#### WORK INSTRUCTIONS:
Omit all pictures, then repeat the listing exactly.

#### AVAILABLE DATA:
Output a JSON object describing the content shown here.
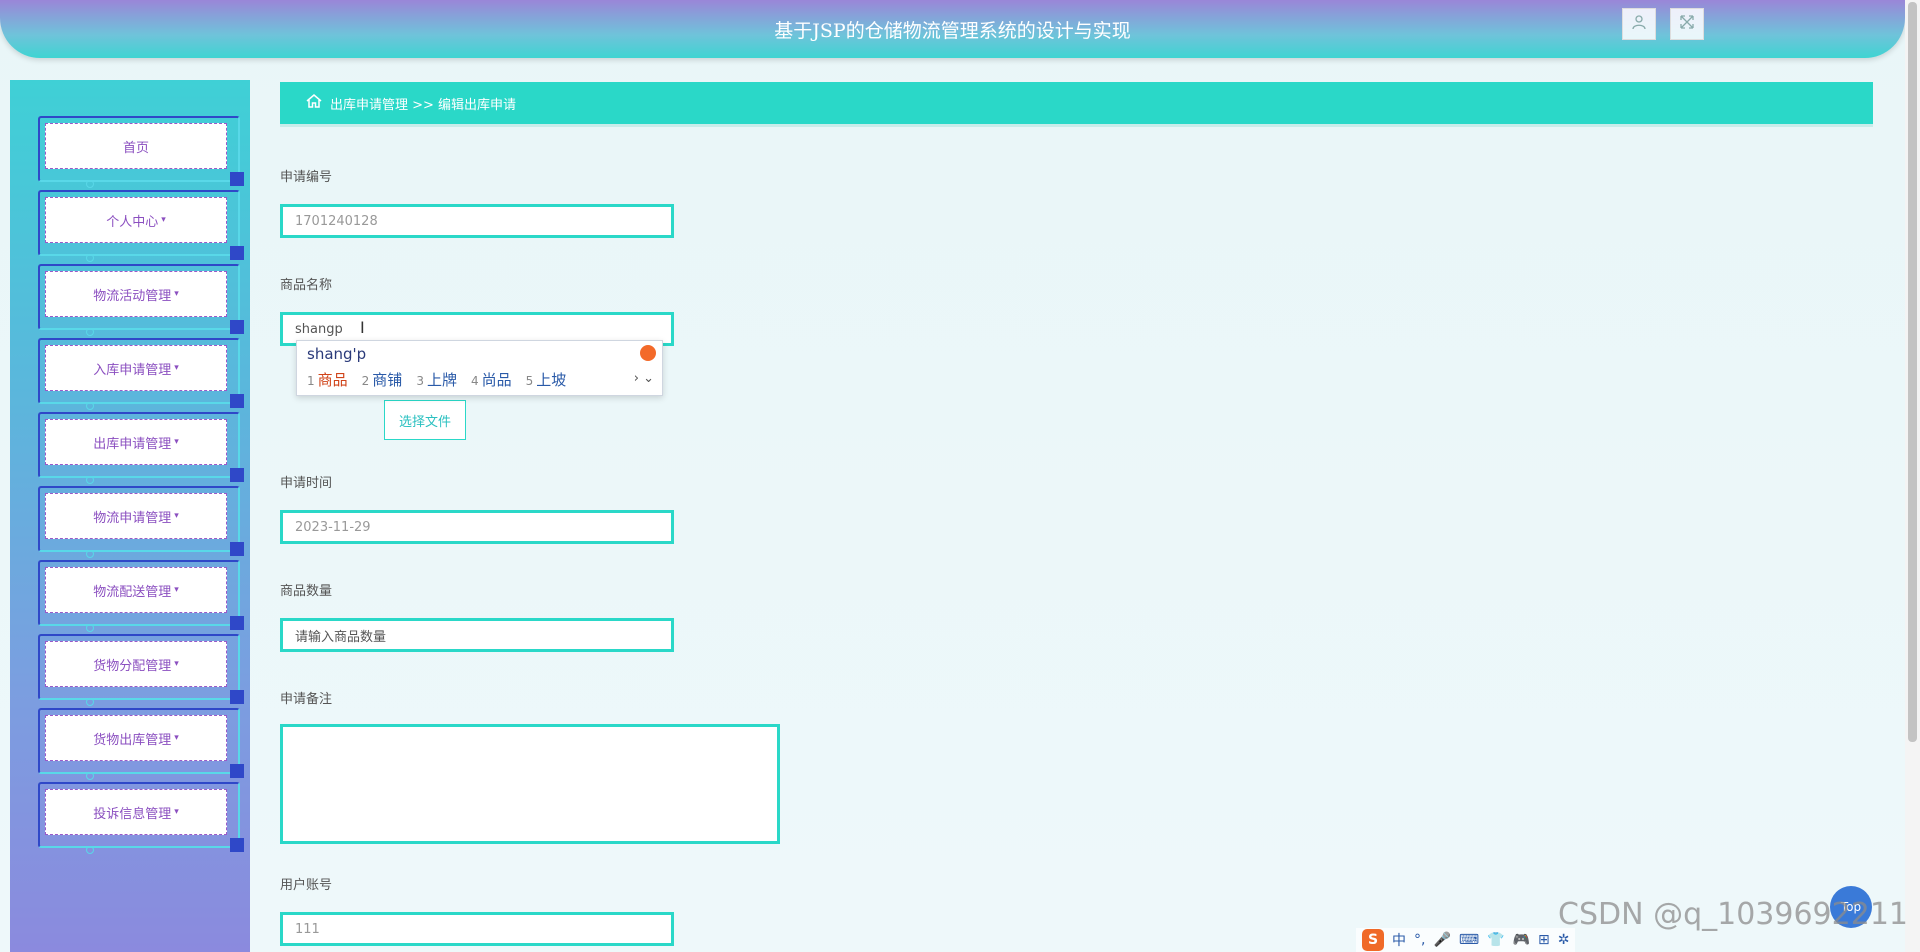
{
  "header": {
    "title": "基于JSP的仓储物流管理系统的设计与实现",
    "user_icon": "user-icon",
    "fullscreen_icon": "fullscreen-icon"
  },
  "sidebar": {
    "items": [
      {
        "label": "首页",
        "has_caret": false
      },
      {
        "label": "个人中心",
        "has_caret": true
      },
      {
        "label": "物流活动管理",
        "has_caret": true
      },
      {
        "label": "入库申请管理",
        "has_caret": true
      },
      {
        "label": "出库申请管理",
        "has_caret": true
      },
      {
        "label": "物流申请管理",
        "has_caret": true
      },
      {
        "label": "物流配送管理",
        "has_caret": true
      },
      {
        "label": "货物分配管理",
        "has_caret": true
      },
      {
        "label": "货物出库管理",
        "has_caret": true
      },
      {
        "label": "投诉信息管理",
        "has_caret": true
      }
    ],
    "caret": "▾"
  },
  "breadcrumb": {
    "home_icon": "home-icon",
    "text": "出库申请管理 >> 编辑出库申请"
  },
  "form": {
    "apply_no": {
      "label": "申请编号",
      "value": "1701240128"
    },
    "product_name": {
      "label": "商品名称",
      "value": "shangp"
    },
    "file_button": "选择文件",
    "apply_time": {
      "label": "申请时间",
      "value": "2023-11-29"
    },
    "quantity": {
      "label": "商品数量",
      "placeholder": "请输入商品数量"
    },
    "remark": {
      "label": "申请备注",
      "value": ""
    },
    "user_account": {
      "label": "用户账号",
      "value": "111"
    }
  },
  "ime": {
    "composition": "shang'p",
    "candidates": [
      {
        "num": "1",
        "text": "商品"
      },
      {
        "num": "2",
        "text": "商铺"
      },
      {
        "num": "3",
        "text": "上牌"
      },
      {
        "num": "4",
        "text": "尚品"
      },
      {
        "num": "5",
        "text": "上坡"
      }
    ],
    "nav": "› ⌄",
    "toolbar": {
      "logo": "S",
      "items": [
        "中",
        "°,",
        "🎤",
        "⌨",
        "👕",
        "🎮",
        "⊞",
        "✲"
      ]
    }
  },
  "footer": {
    "watermark": "CSDN @q_1039692211",
    "top_button": "Top"
  },
  "colors": {
    "accent": "#2ad8c8",
    "menu_text": "#8b4fc0",
    "menu_border": "#2f48c8"
  }
}
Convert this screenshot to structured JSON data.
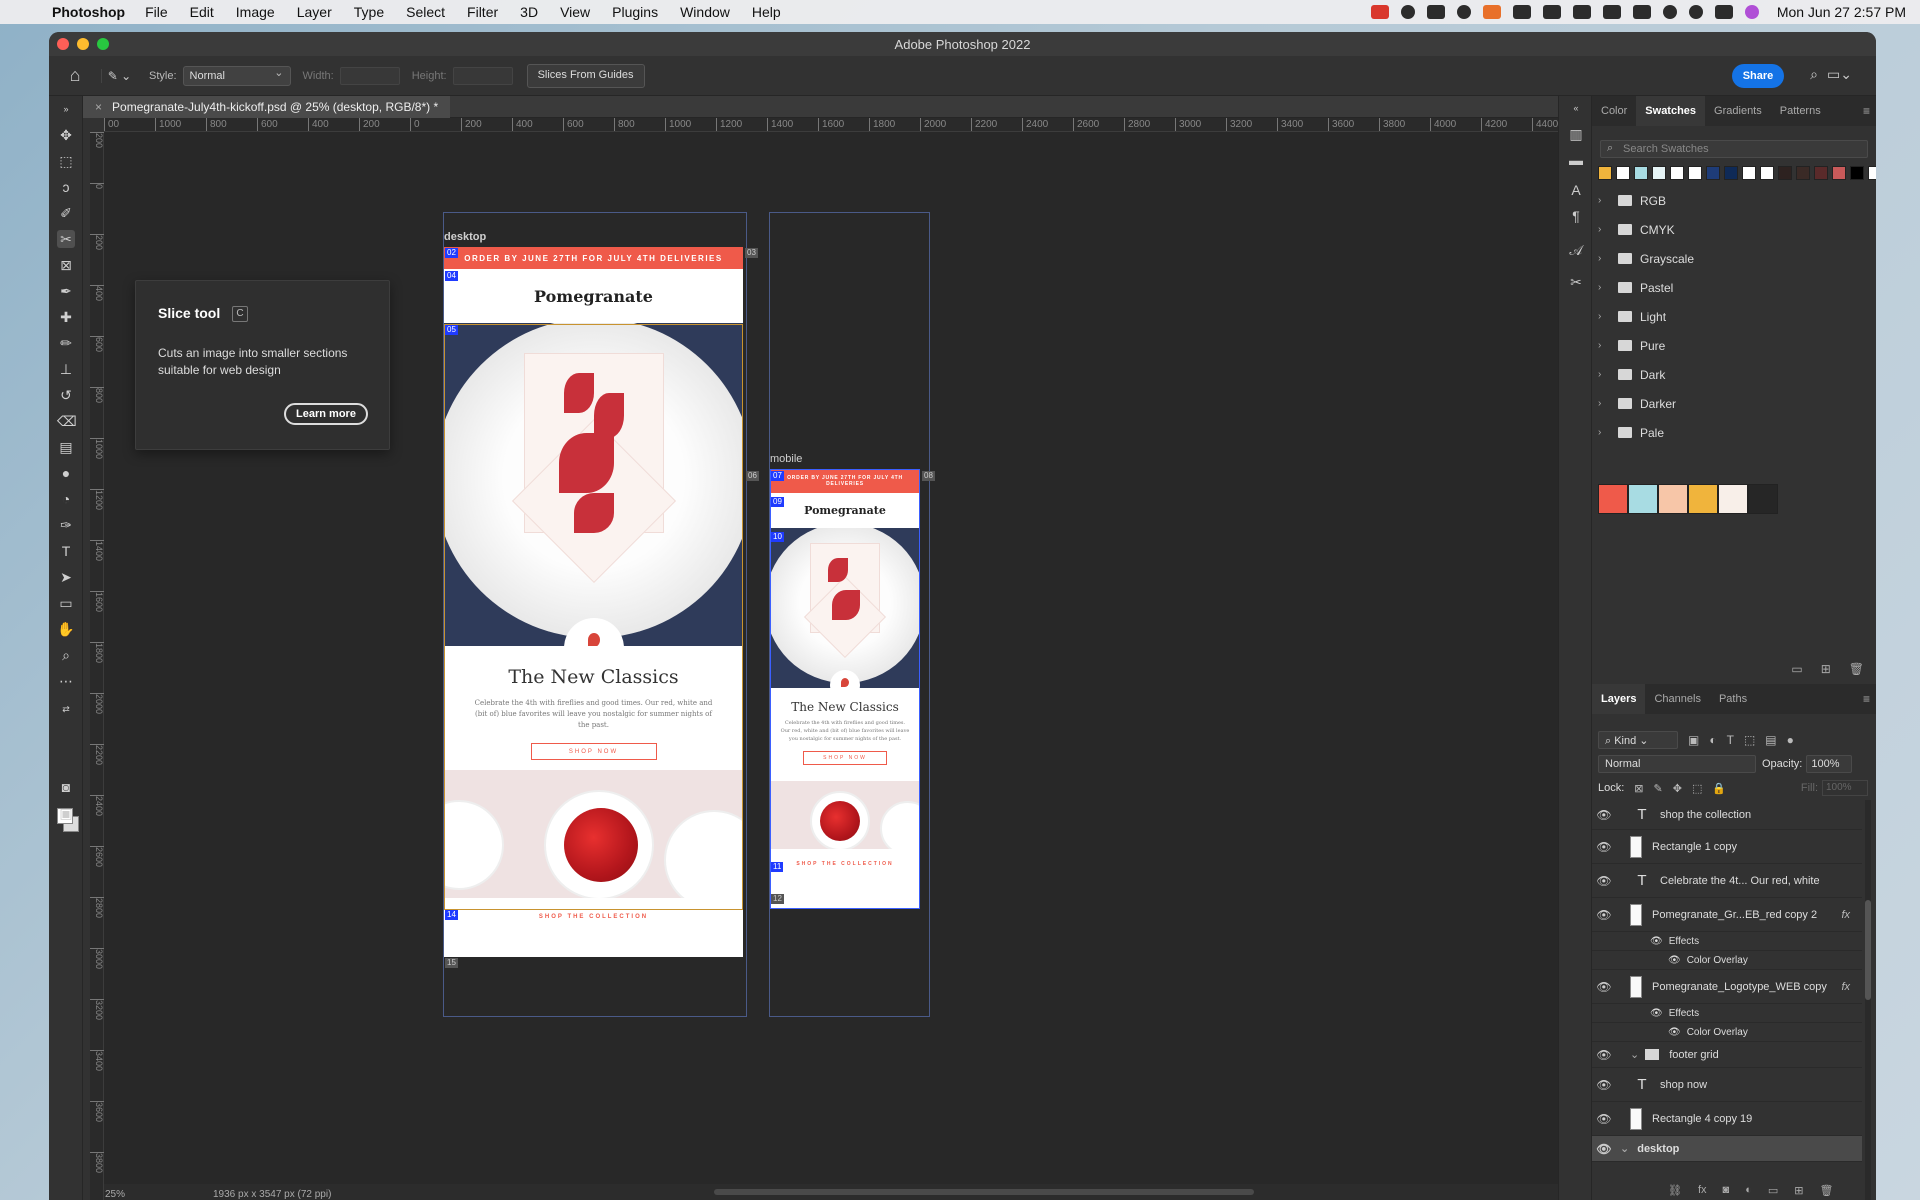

#### EXPECTED ANSWER:
Output a JSON object describing the content shown here.
{
  "header": {
    "title": "基于JSP的仓储物流管理系统的设计与实现",
    "user_icon": "user-icon",
    "fullscreen_icon": "fullscreen-icon"
  },
  "sidebar": {
    "items": [
      {
        "label": "首页",
        "has_caret": false
      },
      {
        "label": "个人中心",
        "has_caret": true
      },
      {
        "label": "物流活动管理",
        "has_caret": true
      },
      {
        "label": "入库申请管理",
        "has_caret": true
      },
      {
        "label": "出库申请管理",
        "has_caret": true
      },
      {
        "label": "物流申请管理",
        "has_caret": true
      },
      {
        "label": "物流配送管理",
        "has_caret": true
      },
      {
        "label": "货物分配管理",
        "has_caret": true
      },
      {
        "label": "货物出库管理",
        "has_caret": true
      },
      {
        "label": "投诉信息管理",
        "has_caret": true
      }
    ],
    "caret": "▾"
  },
  "breadcrumb": {
    "home_icon": "home-icon",
    "text": "出库申请管理 >> 编辑出库申请"
  },
  "form": {
    "apply_no": {
      "label": "申请编号",
      "value": "1701240128"
    },
    "product_name": {
      "label": "商品名称",
      "value": "shangp"
    },
    "file_button": "选择文件",
    "apply_time": {
      "label": "申请时间",
      "value": "2023-11-29"
    },
    "quantity": {
      "label": "商品数量",
      "placeholder": "请输入商品数量"
    },
    "remark": {
      "label": "申请备注",
      "value": ""
    },
    "user_account": {
      "label": "用户账号",
      "value": "111"
    }
  },
  "ime": {
    "composition": "shang'p",
    "candidates": [
      {
        "num": "1",
        "text": "商品"
      },
      {
        "num": "2",
        "text": "商铺"
      },
      {
        "num": "3",
        "text": "上牌"
      },
      {
        "num": "4",
        "text": "尚品"
      },
      {
        "num": "5",
        "text": "上坡"
      }
    ],
    "nav": "› ⌄",
    "toolbar": {
      "logo": "S",
      "items": [
        "中",
        "°,",
        "🎤",
        "⌨",
        "👕",
        "🎮",
        "⊞",
        "✲"
      ]
    }
  },
  "footer": {
    "watermark": "CSDN @q_1039692211",
    "top_button": "Top"
  },
  "colors": {
    "accent": "#2ad8c8",
    "menu_text": "#8b4fc0",
    "menu_border": "#2f48c8"
  }
}
Convert this screenshot to structured JSON data.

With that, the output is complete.